Yahoo’s ongoing legal issues related to the biggest data violation in history seem to end. It has left a solution to a US district court agreeing to pay victims $ 50 million along with some other benefits. Whoever spent time to regret the damage from the violation should be attentive.
The settlement was filed in the Northern District of California late on Monday and still requires approval. In that, Yahoo accepts to deposit $ 50 million in a funded victim and it will provide two years of credit monitoring service from AllClear. The latter package is valued by Yahoo’s lawyers at about $ 350. While it is unlikely that Yahoo will pay AllClear full price, that portion of the deal may be the best win for anyone affected by the devastating hacking of 3 billion user data. Companies and individuals affected by financial losses directly related to hacking also have the opportunity to apply for repayments.
All users who can document documented time losses can file a complaint and receive $ 25 per hour up to 1
5 hours for a maximum of $ 375 in replacement. All users who have no documentation but lost time are eligible for up to five hours compensation of a total of $ 125. Users who paid for a premium Yahoo e-mail account may request a 25 percent refund.
Yahoo did not respond immediately to our request for comments to the conciliation.
Assuming it should be approved, the settlement should close the door to Yahoo’s obligations related to hacks that began in 2013. The company did not reveal the violations until 2016 and the number of users it admitted was still affected by balloon over time. By the end of 2017, it finally struck the number of victims of 3 billion users. Its failure to reveal the violation resulted in a fine of $ 35 million from the SEC earlier this year.
The revelation of the hack came after Yahoo had already signed a Verizon acquisition of $ 4.83 billion. The deal was stalled shortly before Verizon received a $ 350 million discount. Verizon then formed a subsidiary, ed, who pays out $ 15 million of the user deal. A holding company set up for Yahoo’s Asian investment, Altaba, pays the other $ 35 million. According to the Associated Press, some experts estimated that Yahoo could have met up to a billion dollar payout if the case had gone to court.

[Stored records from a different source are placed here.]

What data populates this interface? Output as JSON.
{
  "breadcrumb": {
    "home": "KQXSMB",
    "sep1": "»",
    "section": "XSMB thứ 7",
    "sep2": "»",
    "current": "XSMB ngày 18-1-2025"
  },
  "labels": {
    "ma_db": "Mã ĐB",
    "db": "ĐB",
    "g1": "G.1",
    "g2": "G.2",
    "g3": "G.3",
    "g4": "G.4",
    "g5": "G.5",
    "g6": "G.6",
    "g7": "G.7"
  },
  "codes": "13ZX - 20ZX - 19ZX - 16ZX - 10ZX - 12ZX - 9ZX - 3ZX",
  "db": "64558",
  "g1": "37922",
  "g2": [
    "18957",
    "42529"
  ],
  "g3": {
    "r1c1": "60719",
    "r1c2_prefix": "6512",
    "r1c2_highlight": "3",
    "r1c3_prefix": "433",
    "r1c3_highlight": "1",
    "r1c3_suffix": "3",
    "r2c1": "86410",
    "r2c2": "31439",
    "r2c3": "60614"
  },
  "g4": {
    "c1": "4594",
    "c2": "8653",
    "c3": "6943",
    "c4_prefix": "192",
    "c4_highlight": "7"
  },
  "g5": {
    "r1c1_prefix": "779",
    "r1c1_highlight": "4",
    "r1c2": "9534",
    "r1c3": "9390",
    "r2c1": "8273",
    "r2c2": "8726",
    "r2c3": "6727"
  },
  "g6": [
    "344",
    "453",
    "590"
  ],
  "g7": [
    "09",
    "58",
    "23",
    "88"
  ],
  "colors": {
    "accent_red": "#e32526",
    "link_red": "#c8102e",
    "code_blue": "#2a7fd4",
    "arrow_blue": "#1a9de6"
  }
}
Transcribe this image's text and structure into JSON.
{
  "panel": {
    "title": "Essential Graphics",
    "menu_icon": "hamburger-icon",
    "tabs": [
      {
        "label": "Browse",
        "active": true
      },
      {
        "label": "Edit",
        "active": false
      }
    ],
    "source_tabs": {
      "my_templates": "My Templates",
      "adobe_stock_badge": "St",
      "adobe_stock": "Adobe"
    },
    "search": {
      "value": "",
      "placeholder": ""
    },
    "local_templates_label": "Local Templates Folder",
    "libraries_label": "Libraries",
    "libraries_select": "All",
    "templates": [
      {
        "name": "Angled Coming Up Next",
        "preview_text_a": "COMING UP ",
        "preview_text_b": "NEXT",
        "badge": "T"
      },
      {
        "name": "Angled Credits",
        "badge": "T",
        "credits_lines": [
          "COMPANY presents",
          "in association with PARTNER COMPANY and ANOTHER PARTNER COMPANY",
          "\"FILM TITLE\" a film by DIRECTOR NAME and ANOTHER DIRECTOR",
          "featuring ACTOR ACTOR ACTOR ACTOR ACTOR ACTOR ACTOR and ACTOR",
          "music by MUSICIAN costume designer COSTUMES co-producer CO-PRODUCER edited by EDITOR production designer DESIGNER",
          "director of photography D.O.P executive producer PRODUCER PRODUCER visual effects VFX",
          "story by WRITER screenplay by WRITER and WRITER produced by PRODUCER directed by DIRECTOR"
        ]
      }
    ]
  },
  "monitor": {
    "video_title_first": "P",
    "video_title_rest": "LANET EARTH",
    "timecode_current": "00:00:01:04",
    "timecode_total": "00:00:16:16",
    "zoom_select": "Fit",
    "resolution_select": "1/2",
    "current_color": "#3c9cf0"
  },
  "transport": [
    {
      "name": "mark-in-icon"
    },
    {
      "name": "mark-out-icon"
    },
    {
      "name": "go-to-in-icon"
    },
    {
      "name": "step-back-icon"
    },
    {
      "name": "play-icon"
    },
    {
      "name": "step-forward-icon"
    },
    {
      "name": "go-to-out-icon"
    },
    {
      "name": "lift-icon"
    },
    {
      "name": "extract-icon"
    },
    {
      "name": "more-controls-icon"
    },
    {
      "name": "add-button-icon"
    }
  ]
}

A hearing on the settlement is scheduled in San Jose on November 29th.
[Northern District of California]